> _Problem details_:
Omit the images. Copy each entry word for word.

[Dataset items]
········
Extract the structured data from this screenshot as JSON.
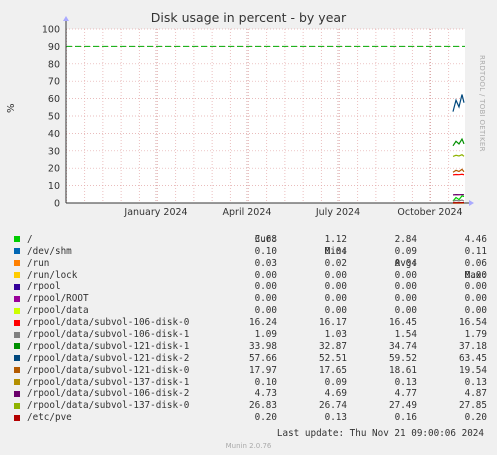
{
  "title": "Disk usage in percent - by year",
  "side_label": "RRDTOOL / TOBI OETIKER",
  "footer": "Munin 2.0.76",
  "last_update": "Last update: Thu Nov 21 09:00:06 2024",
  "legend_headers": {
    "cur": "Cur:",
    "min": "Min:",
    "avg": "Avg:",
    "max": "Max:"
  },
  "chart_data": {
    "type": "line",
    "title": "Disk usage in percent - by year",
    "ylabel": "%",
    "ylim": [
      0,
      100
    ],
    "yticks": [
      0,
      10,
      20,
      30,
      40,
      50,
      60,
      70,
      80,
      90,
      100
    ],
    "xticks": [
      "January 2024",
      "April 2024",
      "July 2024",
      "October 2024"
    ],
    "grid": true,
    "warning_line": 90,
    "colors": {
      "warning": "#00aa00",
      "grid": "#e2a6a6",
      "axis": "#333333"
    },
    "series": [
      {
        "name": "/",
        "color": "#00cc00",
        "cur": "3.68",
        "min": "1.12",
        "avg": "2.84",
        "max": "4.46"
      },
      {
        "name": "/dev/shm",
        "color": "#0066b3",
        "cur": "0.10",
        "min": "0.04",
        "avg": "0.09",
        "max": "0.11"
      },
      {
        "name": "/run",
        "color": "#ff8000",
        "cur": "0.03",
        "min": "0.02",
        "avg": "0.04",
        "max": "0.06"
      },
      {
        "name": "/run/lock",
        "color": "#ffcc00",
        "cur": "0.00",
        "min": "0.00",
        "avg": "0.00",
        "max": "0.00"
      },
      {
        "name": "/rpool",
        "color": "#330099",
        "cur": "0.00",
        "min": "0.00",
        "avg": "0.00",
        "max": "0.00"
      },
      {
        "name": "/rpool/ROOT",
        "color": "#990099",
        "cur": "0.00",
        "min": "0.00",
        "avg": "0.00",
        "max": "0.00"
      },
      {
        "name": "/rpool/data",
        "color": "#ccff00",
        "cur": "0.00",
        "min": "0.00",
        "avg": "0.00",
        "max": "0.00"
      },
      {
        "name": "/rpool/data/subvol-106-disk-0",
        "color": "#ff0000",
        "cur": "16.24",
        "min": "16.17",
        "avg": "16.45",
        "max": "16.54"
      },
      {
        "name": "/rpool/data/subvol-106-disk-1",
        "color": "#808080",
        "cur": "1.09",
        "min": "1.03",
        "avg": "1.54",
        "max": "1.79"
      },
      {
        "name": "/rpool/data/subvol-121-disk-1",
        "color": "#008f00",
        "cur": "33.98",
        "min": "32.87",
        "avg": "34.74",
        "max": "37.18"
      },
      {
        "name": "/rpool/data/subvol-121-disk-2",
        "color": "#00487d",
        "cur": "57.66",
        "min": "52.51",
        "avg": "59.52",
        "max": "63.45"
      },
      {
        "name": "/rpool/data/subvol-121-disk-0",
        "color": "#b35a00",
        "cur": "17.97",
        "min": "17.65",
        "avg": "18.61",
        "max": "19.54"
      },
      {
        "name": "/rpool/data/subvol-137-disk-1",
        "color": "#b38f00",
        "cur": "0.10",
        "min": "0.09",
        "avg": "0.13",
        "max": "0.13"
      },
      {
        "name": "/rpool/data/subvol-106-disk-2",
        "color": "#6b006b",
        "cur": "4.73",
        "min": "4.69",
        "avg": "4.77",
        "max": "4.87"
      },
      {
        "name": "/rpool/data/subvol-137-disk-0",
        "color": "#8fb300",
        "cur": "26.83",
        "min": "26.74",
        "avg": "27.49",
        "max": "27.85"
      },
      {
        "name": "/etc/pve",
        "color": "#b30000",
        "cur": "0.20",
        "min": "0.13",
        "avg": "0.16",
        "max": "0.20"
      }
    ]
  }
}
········
> _Reply to the exercise_:
Extract the structured data from this screenshot as JSON.
{
  "title": "Disk usage in percent - by year",
  "side_label": "RRDTOOL / TOBI OETIKER",
  "footer": "Munin 2.0.76",
  "last_update": "Last update: Thu Nov 21 09:00:06 2024",
  "legend_headers": {
    "cur": "Cur:",
    "min": "Min:",
    "avg": "Avg:",
    "max": "Max:"
  },
  "chart_data": {
    "type": "line",
    "title": "Disk usage in percent - by year",
    "ylabel": "%",
    "ylim": [
      0,
      100
    ],
    "yticks": [
      0,
      10,
      20,
      30,
      40,
      50,
      60,
      70,
      80,
      90,
      100
    ],
    "xticks": [
      "January 2024",
      "April 2024",
      "July 2024",
      "October 2024"
    ],
    "grid": true,
    "warning_line": 90,
    "colors": {
      "warning": "#00aa00",
      "grid": "#e2a6a6",
      "axis": "#333333"
    },
    "series": [
      {
        "name": "/",
        "color": "#00cc00",
        "cur": "3.68",
        "min": "1.12",
        "avg": "2.84",
        "max": "4.46"
      },
      {
        "name": "/dev/shm",
        "color": "#0066b3",
        "cur": "0.10",
        "min": "0.04",
        "avg": "0.09",
        "max": "0.11"
      },
      {
        "name": "/run",
        "color": "#ff8000",
        "cur": "0.03",
        "min": "0.02",
        "avg": "0.04",
        "max": "0.06"
      },
      {
        "name": "/run/lock",
        "color": "#ffcc00",
        "cur": "0.00",
        "min": "0.00",
        "avg": "0.00",
        "max": "0.00"
      },
      {
        "name": "/rpool",
        "color": "#330099",
        "cur": "0.00",
        "min": "0.00",
        "avg": "0.00",
        "max": "0.00"
      },
      {
        "name": "/rpool/ROOT",
        "color": "#990099",
        "cur": "0.00",
        "min": "0.00",
        "avg": "0.00",
        "max": "0.00"
      },
      {
        "name": "/rpool/data",
        "color": "#ccff00",
        "cur": "0.00",
        "min": "0.00",
        "avg": "0.00",
        "max": "0.00"
      },
      {
        "name": "/rpool/data/subvol-106-disk-0",
        "color": "#ff0000",
        "cur": "16.24",
        "min": "16.17",
        "avg": "16.45",
        "max": "16.54"
      },
      {
        "name": "/rpool/data/subvol-106-disk-1",
        "color": "#808080",
        "cur": "1.09",
        "min": "1.03",
        "avg": "1.54",
        "max": "1.79"
      },
      {
        "name": "/rpool/data/subvol-121-disk-1",
        "color": "#008f00",
        "cur": "33.98",
        "min": "32.87",
        "avg": "34.74",
        "max": "37.18"
      },
      {
        "name": "/rpool/data/subvol-121-disk-2",
        "color": "#00487d",
        "cur": "57.66",
        "min": "52.51",
        "avg": "59.52",
        "max": "63.45"
      },
      {
        "name": "/rpool/data/subvol-121-disk-0",
        "color": "#b35a00",
        "cur": "17.97",
        "min": "17.65",
        "avg": "18.61",
        "max": "19.54"
      },
      {
        "name": "/rpool/data/subvol-137-disk-1",
        "color": "#b38f00",
        "cur": "0.10",
        "min": "0.09",
        "avg": "0.13",
        "max": "0.13"
      },
      {
        "name": "/rpool/data/subvol-106-disk-2",
        "color": "#6b006b",
        "cur": "4.73",
        "min": "4.69",
        "avg": "4.77",
        "max": "4.87"
      },
      {
        "name": "/rpool/data/subvol-137-disk-0",
        "color": "#8fb300",
        "cur": "26.83",
        "min": "26.74",
        "avg": "27.49",
        "max": "27.85"
      },
      {
        "name": "/etc/pve",
        "color": "#b30000",
        "cur": "0.20",
        "min": "0.13",
        "avg": "0.16",
        "max": "0.20"
      }
    ]
  }
}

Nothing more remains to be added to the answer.